Right click on the on controllers folder and create a new ApiController.


Following Bjorn’s example, we need an ExceptionContainer class that will hold our exception information. I’ve added an additional property for the application name. This is handy if you have more than one app.

public class ExceptionContainer
    ///  <summary>  
    /// Gets or sets the message.  
    /// </summary>  
    public string Message { get; set; }
    ///  <summary>  
    /// Gets or sets the stacktrace.  
    /// </summary>  
    public string StackTrace { get; set; }
    /// <summary>
    /// The application the error was found.
    /// </summary>
    public string ApplicationName { get; set; }

Inside the controller we need one method that we can send exception info to. The Web API allows you to take advantage of the HTTP verbs and structure your API in terms of them. For this error reporting, the most logical verb is POST. We’re not trying to GET, update (PUT) or DELETE anything. Create a new Post method that returns an HttpResponseMessage and takes an ExceptionContainer as a parameter. In the method we’ll send an email.

public HttpResponseMessage Post(ExceptionContainer exception)
    if (exception == null) return new HttpResponseMessage(HttpStatusCode.PaymentRequired);
    var message = new System.Net.Mail.MailMessage
            From = new System.Net.Mail.MailAddress(""),
            Subject = "Error report: " + exception.ApplicationName,
            Body = exception.Message + Environment.NewLine + exception.StackTrace
    System.Net.Mail.SmtpClient client = new System.Net.Mail.SmtpClient("localhost", 25);
    // send credentials if your SMTP server requires them
    //client.Credentials = new NetworkCredential("user", "password");
    return new HttpResponseMessage(HttpStatusCode.Created);

Deploy this up to your site and you’re ready to start sending application errors from your app.  Inside your app you simply need to package up the error and send to your server.
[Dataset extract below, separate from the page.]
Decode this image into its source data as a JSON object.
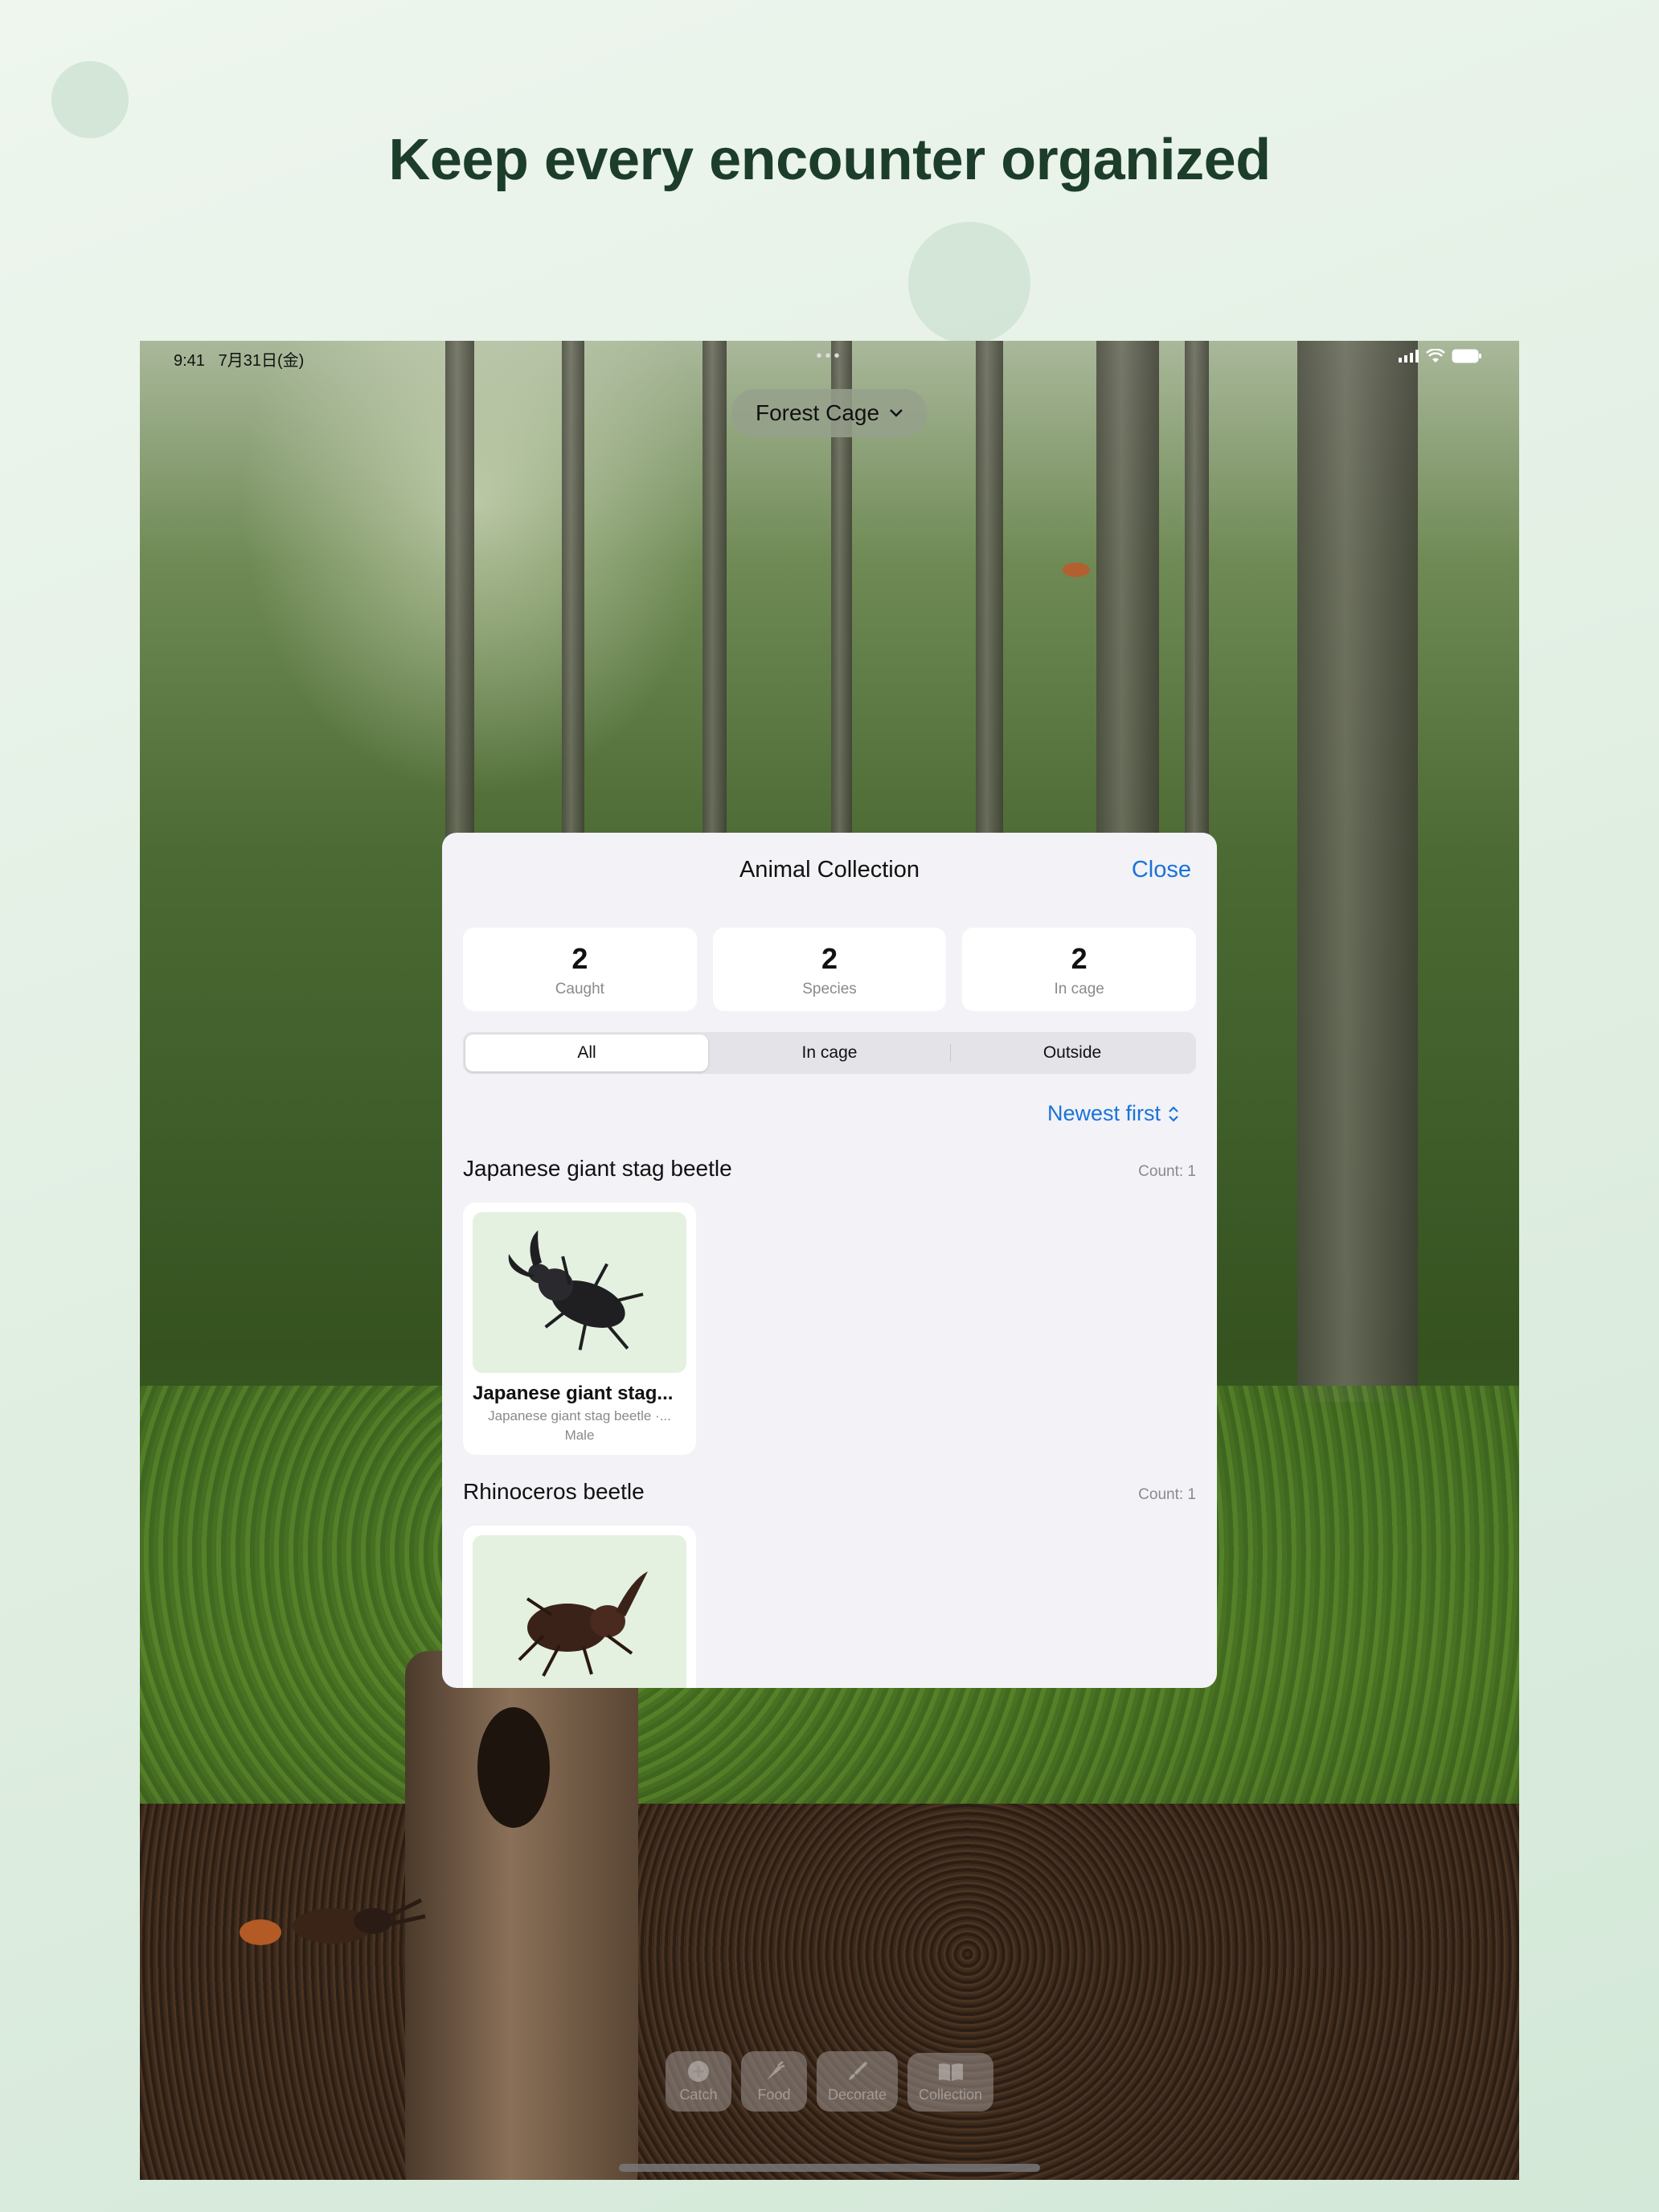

public void SendException(string uri, ExceptionContainer exception)
        JsonSerializerSettings settings = new JsonSerializerSettings();
        settings.NullValueHandling = NullValueHandling.Ignore;
        string postStr = JsonConvert.SerializeObject(exception, settings).Replace("\"", "'");
        WebClient client = new WebClient();
        client.Headers[HttpRequestHeader.ContentType] = "application/json";
        client.UploadStringAsync(new Uri(uri), postStr);
    catch { }

Remember that you should ask the user if you can send error reports, or give them the option to turn it on or off.